» **WHAT THE TASK ASKS**: In how many lines of the records does the word "Websol" appear? Reply with the number and nothing else.

--- ENTRIES SUPPLIED ---

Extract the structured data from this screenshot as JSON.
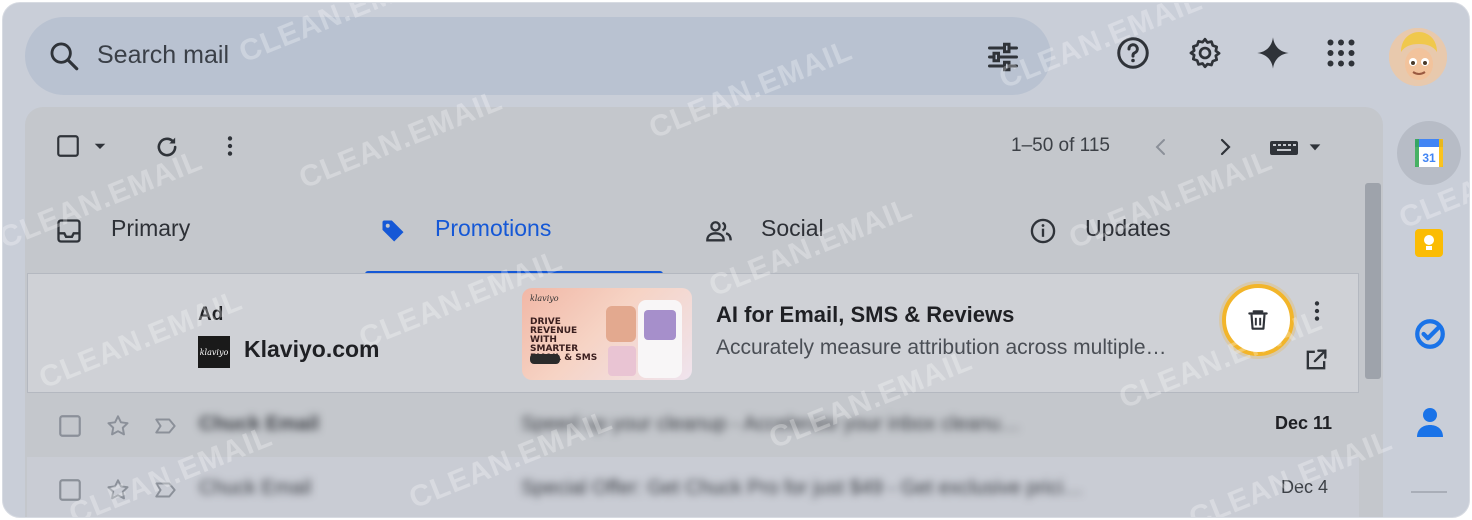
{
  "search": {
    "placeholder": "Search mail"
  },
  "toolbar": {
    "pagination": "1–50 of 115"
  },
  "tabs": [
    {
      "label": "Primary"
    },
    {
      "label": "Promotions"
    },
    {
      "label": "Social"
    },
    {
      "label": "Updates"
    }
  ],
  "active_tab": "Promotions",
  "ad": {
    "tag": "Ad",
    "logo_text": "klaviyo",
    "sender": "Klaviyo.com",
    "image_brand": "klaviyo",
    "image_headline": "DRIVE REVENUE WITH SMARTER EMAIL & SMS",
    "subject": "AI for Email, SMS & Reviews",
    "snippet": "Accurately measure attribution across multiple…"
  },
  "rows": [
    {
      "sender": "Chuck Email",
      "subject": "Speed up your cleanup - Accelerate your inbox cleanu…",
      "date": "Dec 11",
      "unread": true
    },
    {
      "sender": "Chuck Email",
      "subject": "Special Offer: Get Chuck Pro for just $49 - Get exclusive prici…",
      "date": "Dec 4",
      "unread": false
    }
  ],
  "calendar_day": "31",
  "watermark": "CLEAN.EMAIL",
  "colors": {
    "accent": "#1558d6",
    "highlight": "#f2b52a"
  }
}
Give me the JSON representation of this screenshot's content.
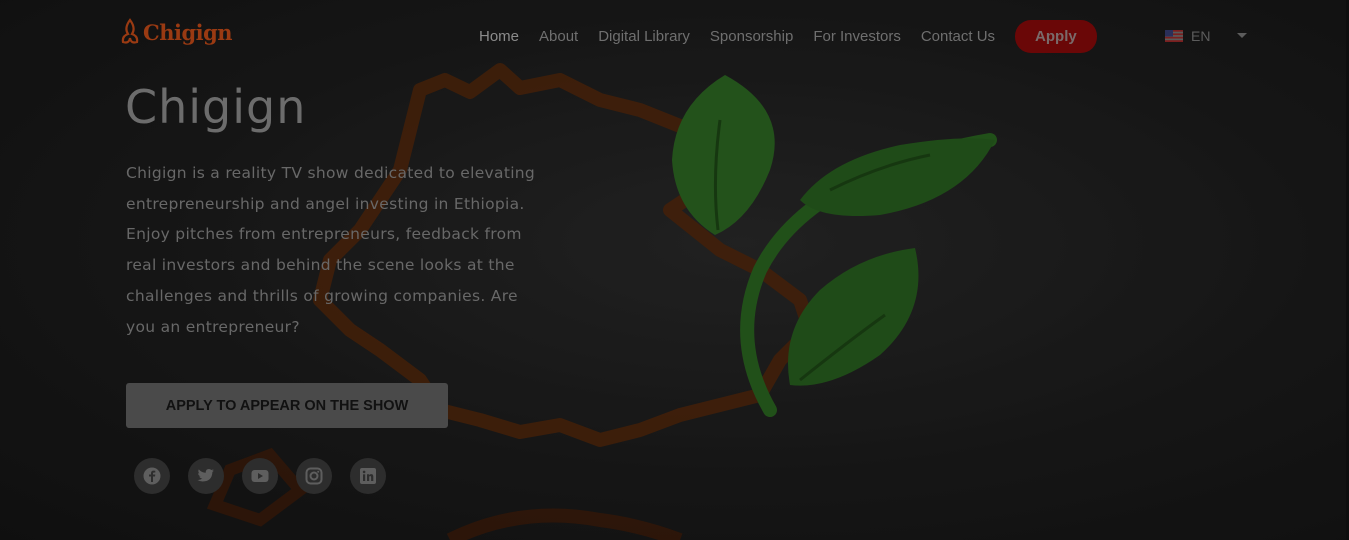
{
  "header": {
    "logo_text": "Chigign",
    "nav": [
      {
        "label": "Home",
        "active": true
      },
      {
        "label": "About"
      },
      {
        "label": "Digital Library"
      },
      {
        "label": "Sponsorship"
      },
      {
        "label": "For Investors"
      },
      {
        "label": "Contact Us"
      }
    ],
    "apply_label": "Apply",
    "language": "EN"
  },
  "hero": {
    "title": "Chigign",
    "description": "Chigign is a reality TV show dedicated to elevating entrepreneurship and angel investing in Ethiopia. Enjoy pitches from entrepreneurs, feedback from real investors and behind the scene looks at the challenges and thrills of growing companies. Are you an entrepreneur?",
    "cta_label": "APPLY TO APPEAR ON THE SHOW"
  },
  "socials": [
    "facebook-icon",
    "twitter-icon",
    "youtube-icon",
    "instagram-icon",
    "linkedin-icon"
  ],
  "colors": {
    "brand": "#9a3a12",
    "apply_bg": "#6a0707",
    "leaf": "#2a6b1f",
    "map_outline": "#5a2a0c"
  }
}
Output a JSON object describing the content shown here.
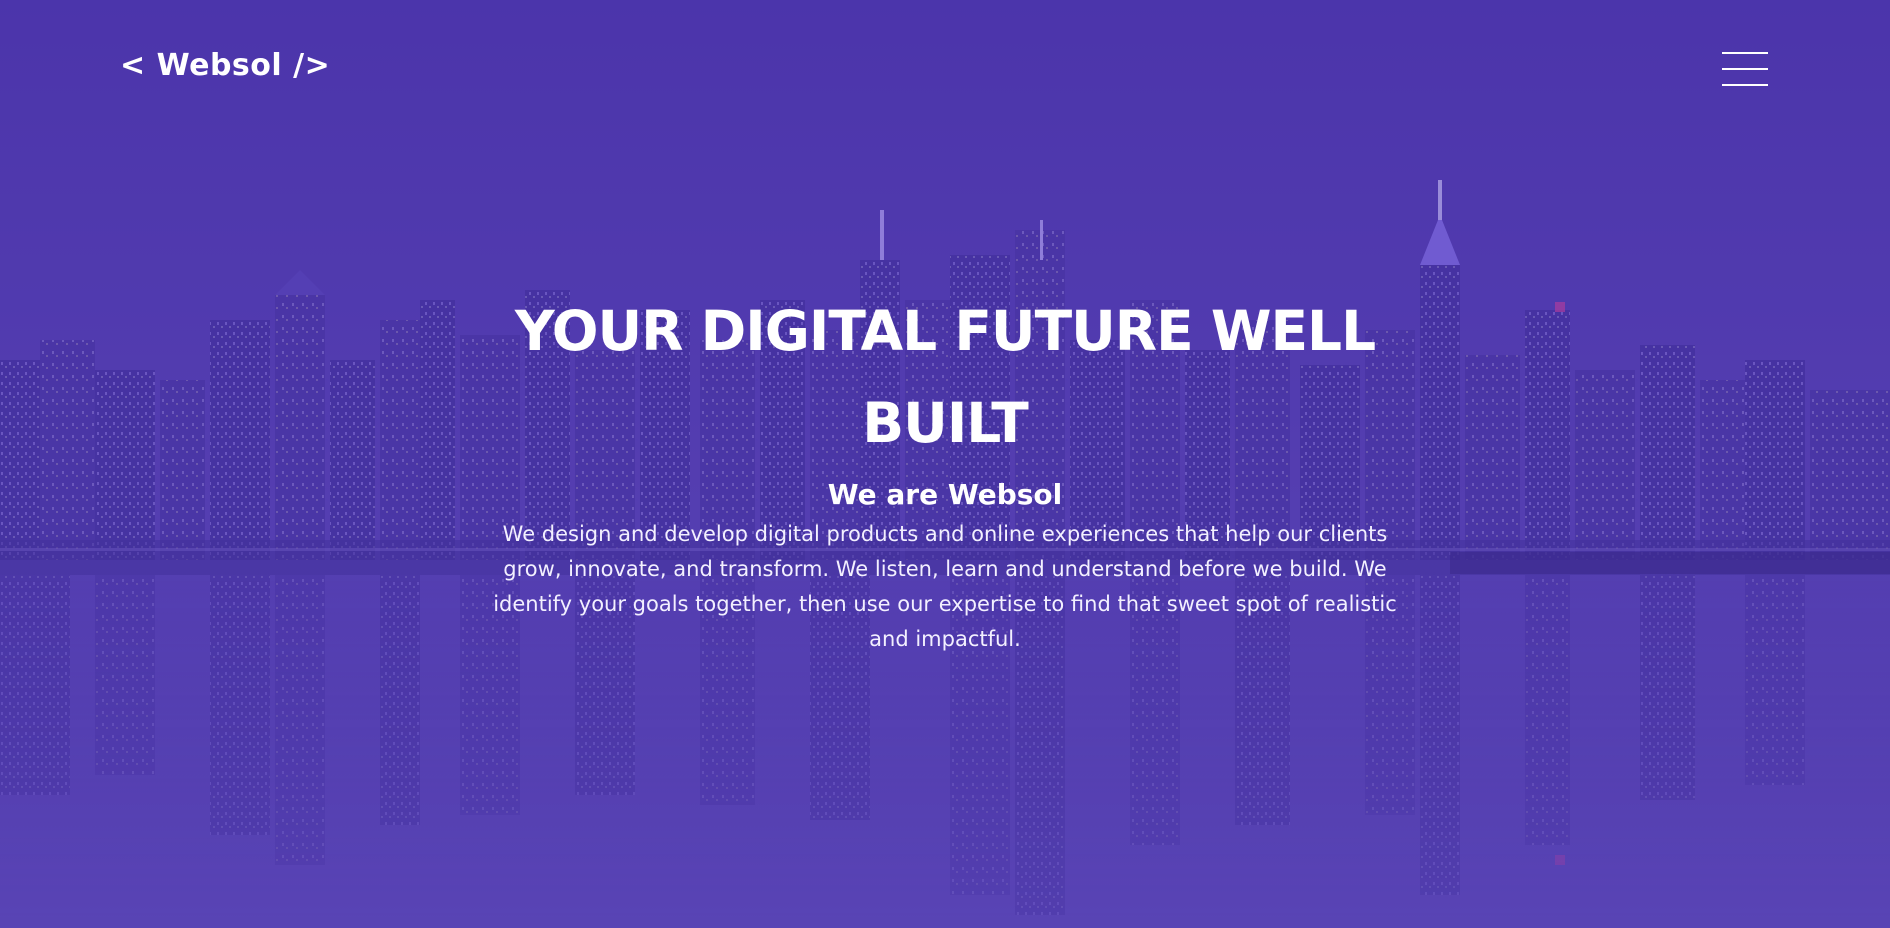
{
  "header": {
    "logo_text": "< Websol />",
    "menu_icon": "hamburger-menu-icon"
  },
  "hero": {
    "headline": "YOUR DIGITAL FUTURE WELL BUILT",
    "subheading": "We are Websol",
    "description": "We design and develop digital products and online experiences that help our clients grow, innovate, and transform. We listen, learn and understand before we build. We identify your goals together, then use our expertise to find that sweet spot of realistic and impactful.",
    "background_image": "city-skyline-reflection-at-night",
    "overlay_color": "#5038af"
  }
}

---

» **YOUR SOLUTION**: 2